Thirteen sailors on the USS Theodore Roosevelt tested positive for COVID-19 for a second time last week, raising concerns over reinfection.

This proves that doctors are still learning new information about the virus daily, says Dr. Michael Wilkes, a professor of medicine and global health at UC Davis. 

“It's a game changer, suggesting that at least some healthy people don't develop long lasting immunity,” he says. 

When infected with other viruses, such as measles, the body often develops antibodies that prevent reinfection. But Wilkes says it’s different with coronaviruses, such as COVID-19, MERs and SARs. 

“We know that immunity lasts a lot less, usually a couple of months to a couple of years,” he notes. 

In the case of the USS Theodore sailors, Wilkes says either they weren’t completely healthy when they were retested, or they’ve been reinfected. 

He says more research is necessary to find out whether reinfection is possible.

Discovering more symptoms of COVID-19

Wilkes says there’s also growing evidence that COVID-19 causes more symptoms than previously thought, including strokes, vascular complications, and Kawasaki Disease (also known as pediatric inflammatory multisystem syndrome or PIMS).

There are some indications that the virus is lasting longer than previously expected. He says that one in 10 people with COVID-19 might have the virus for longer than two weeks.
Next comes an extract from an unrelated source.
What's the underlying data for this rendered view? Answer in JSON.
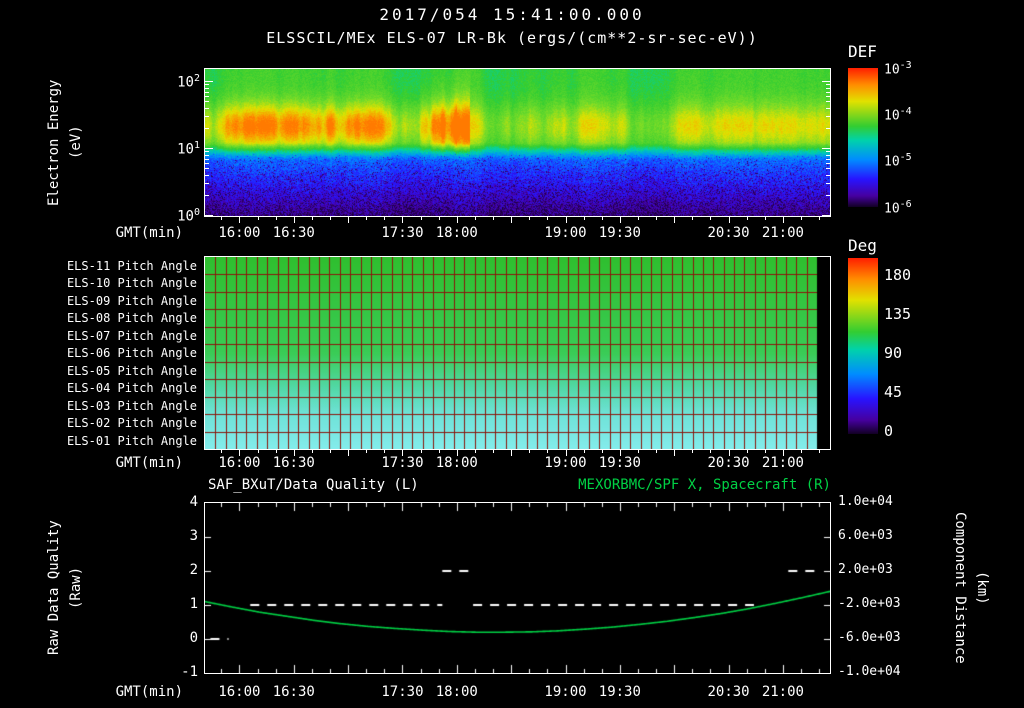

In some cases, he says it might last eight to 10 weeks.  




Chery Glaser